At the start of the period LT was taking delivery of its last wartime buses. At the end, the first of a new generation of low-floor buses were being delivered. In between there were classic types such as the RT and the Routemaster and less successful models like the Merlin and the Fleetline. All are listed, along with unusual and short-lived vehicles including a Neoplan Skyliner, a Renault PR100 and the unusual Dartford Tunnel Thames Trader bicycle buses.
The vehicle lists are supported by informative text giving an overview of the various vehicle types – and there’s even an acknowledgement by LT in 1984 that responsibility for the problems it experienced with its Daimler Fleetlines could not all be laid at British Leyland’s door.
There are almost 150 photographs illustrating the unexpected variety of the London bus fleet over five decades. Separate sections list demonstrators which ran in London colours and show the allocation of LT’s registration blocks between 1939 and 1964.
While standardisation was one of LT’s laudable aims, as evidenced by such well-known types as the RF, RT, MB and DMS, over the postwar years to 1994 there was an incredible variety of types operated, from Leyland Titan PD1s to Dennis Lance SLFs, not forgetting the small buses of the late 1980s and early 1990s – Mercedes Benz, Metroriders from MCW and Optare, and a multiplicity of Dennis Darts.
Alongside its substantial bus fleet, LT and London Buses operated purpose-built coaches from the RFW-class AEC Regal IVs of 1952 to luxurious Leyland Tigers and DAFs in the 1990s.
While most LT buses were red, London’s bus purchases 1946-1994 identifies those delivered in green, both Country Area buses and assorted Green Line coach types including double-deck Daimler CWA6s, RT-class Regents and, finally, Routemasters.

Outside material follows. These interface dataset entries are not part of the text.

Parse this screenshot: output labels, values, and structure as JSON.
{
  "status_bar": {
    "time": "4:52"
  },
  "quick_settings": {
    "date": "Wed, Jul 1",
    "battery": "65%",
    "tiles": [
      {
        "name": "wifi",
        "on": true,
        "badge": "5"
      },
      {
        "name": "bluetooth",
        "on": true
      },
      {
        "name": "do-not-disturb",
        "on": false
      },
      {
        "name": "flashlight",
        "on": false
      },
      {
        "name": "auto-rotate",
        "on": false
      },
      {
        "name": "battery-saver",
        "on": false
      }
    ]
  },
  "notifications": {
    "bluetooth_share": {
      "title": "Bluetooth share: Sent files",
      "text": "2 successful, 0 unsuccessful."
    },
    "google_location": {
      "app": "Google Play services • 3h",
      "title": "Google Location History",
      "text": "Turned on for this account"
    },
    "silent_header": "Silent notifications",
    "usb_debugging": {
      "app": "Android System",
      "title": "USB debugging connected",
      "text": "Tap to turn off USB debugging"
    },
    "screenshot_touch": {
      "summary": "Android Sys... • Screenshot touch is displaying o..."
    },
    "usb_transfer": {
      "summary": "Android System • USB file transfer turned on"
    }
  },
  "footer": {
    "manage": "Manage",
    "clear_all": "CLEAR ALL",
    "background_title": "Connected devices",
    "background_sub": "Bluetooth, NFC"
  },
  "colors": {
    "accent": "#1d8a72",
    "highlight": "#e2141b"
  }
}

London’s bus purchases 1946-1994 is produced by the same team to the same high quality standards as Fawndoon’s previous books, but in a slightly more compact format. If you’re interested in London’s postwar bus (and trolleybus) buying this is an invaluable reference book.